BEGIN DATA TO USE

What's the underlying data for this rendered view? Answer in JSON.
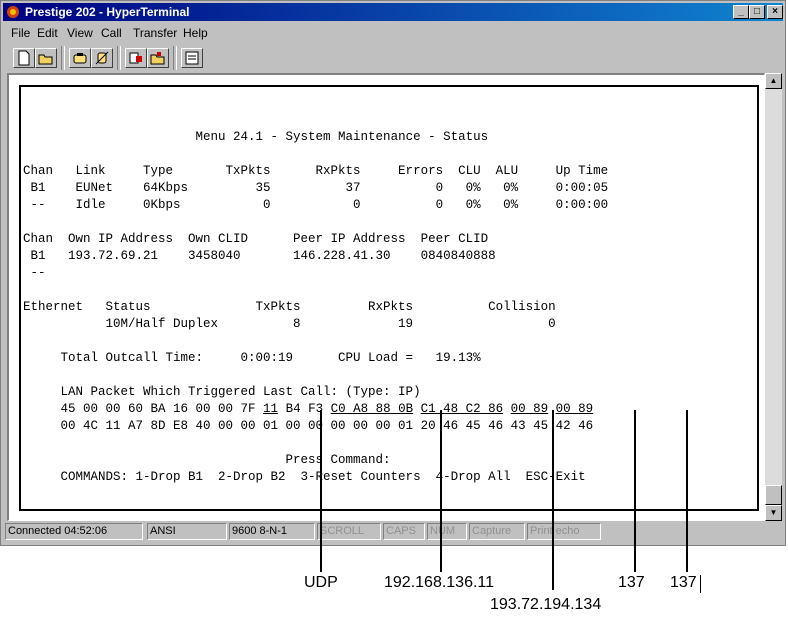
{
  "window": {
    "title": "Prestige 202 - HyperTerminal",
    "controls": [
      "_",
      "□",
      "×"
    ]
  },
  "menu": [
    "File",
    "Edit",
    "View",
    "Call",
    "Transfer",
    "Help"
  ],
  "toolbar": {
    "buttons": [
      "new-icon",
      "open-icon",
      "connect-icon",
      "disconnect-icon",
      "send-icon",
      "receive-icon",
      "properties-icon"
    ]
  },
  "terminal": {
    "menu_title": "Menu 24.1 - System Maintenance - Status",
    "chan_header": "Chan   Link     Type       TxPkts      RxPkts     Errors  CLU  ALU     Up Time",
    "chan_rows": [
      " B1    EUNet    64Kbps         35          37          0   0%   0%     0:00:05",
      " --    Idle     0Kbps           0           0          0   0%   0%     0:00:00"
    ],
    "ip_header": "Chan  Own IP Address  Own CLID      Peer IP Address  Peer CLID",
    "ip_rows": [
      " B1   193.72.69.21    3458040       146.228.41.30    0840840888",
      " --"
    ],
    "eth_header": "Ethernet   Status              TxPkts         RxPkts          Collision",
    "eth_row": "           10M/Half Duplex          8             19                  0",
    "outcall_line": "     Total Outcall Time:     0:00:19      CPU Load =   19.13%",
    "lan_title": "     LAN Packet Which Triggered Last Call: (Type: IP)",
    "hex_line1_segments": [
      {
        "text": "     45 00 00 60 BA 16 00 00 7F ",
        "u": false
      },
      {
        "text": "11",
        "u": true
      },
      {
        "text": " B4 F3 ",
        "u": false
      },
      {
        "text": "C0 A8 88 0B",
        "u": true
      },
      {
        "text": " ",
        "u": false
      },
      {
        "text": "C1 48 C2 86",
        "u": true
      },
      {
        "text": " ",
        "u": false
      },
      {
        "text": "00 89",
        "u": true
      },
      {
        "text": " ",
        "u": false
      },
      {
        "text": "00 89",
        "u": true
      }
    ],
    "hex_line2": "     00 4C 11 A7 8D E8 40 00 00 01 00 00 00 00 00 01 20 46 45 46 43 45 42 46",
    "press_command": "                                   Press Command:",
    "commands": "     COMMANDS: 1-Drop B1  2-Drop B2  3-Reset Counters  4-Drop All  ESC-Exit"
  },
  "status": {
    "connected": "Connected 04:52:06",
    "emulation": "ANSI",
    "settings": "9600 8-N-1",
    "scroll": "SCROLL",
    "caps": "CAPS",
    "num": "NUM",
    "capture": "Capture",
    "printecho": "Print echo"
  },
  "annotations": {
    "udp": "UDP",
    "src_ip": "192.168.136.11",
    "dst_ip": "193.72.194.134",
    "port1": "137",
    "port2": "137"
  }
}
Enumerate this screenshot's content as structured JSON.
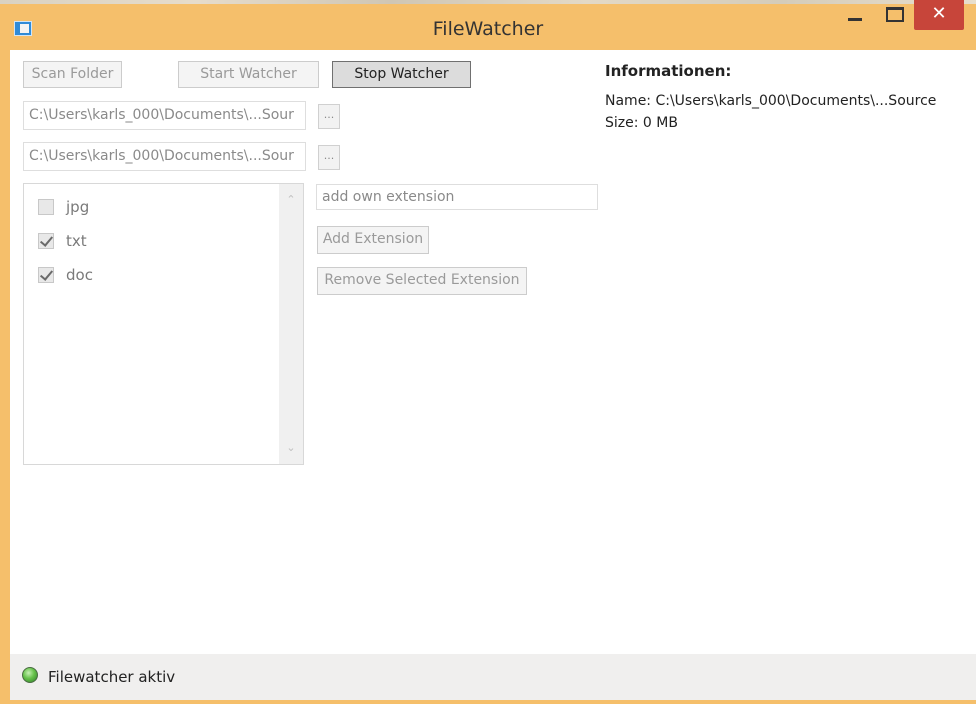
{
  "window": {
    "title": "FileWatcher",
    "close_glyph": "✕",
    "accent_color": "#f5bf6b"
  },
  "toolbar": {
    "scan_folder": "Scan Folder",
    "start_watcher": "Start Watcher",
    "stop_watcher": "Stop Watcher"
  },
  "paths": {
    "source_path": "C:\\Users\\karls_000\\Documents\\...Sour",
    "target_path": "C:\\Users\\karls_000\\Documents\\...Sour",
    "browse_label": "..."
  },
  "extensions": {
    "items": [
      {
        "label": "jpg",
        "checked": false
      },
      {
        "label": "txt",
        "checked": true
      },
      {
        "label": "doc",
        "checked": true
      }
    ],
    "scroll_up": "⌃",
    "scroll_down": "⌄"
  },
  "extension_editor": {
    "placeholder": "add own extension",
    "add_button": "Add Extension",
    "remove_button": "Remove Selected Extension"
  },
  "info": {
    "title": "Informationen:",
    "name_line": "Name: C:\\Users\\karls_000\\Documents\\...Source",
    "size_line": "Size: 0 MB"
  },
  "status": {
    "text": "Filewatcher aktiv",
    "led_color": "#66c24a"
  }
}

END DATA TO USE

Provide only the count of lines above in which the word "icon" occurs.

*THE ANSWER*
7